YOUR ASSIGNMENT:
Using the listing, copy each whole line that features "username".

Start of EXERCISE DATA

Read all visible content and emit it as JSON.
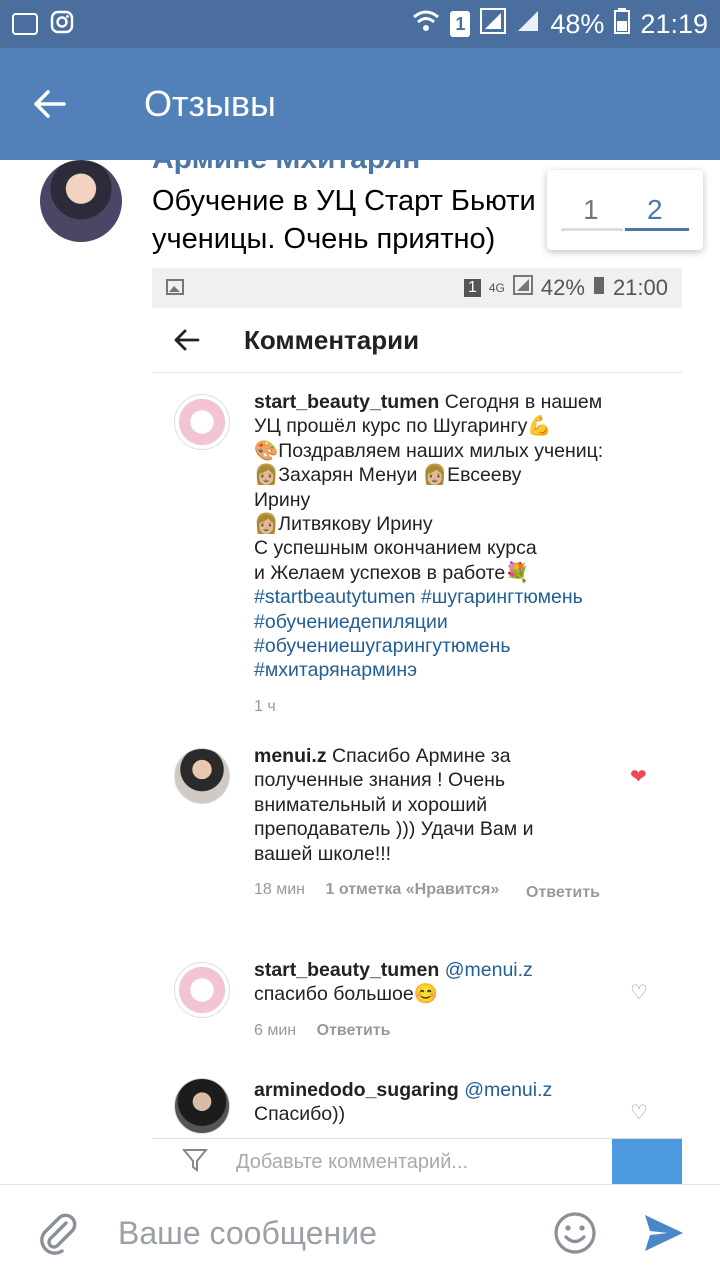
{
  "status_bar": {
    "battery": "48%",
    "time": "21:19",
    "sim": "1"
  },
  "app_bar": {
    "title": "Отзывы"
  },
  "message": {
    "author": "Армине Мхитарян",
    "text_line1": "Обучение в УЦ Старт Бьюти",
    "text_line2": "ученицы. Очень приятно)"
  },
  "pager": {
    "page1": "1",
    "page2": "2"
  },
  "screenshot": {
    "status_bar": {
      "battery": "42%",
      "time": "21:00",
      "network": "4G",
      "sim": "1"
    },
    "header_title": "Комментарии",
    "comments": [
      {
        "username": "start_beauty_tumen",
        "lines": [
          "Сегодня в нашем",
          "УЦ прошёл курс по Шугарингу💪",
          "🎨Поздравляем наших милых учениц:",
          "👩🏼Захарян Менуи 👩🏼Евсееву",
          "Ирину",
          "👩🏼Литвякову Ирину",
          "С успешным окончанием курса",
          "и Желаем успехов в работе💐"
        ],
        "tags": [
          "#startbeautytumen #шугарингтюмень",
          "#обучениедепиляции",
          "#обучениешугарингутюмень",
          "#мхитарянарминэ"
        ],
        "time": "1 ч"
      },
      {
        "username": "menui.z",
        "text": "Спасибо Армине за полученные знания ! Очень внимательный и хороший преподаватель ))) Удачи Вам и вашей школе!!!",
        "time": "18 мин",
        "likes": "1 отметка «Нравится»",
        "reply": "Ответить"
      },
      {
        "username": "start_beauty_tumen",
        "mention": "@menui.z",
        "text": "спасибо большое😊",
        "time": "6 мин",
        "reply": "Ответить"
      },
      {
        "username": "arminedodo_sugaring",
        "mention": "@menui.z",
        "text": "Спасибо))"
      }
    ],
    "composer_placeholder": "Добавьте комментарий..."
  },
  "bottom_bar": {
    "placeholder": "Ваше сообщение"
  },
  "colors": {
    "status_bar": "#4a6f9f",
    "app_bar": "#5181b8",
    "link": "#4a76a8",
    "like": "#ed4956"
  }
}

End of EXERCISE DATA

EXERCISE RESULT:
        "username": "start_beauty_tumen",
        "username": "menui.z",
        "username": "start_beauty_tumen",
        "username": "arminedodo_sugaring",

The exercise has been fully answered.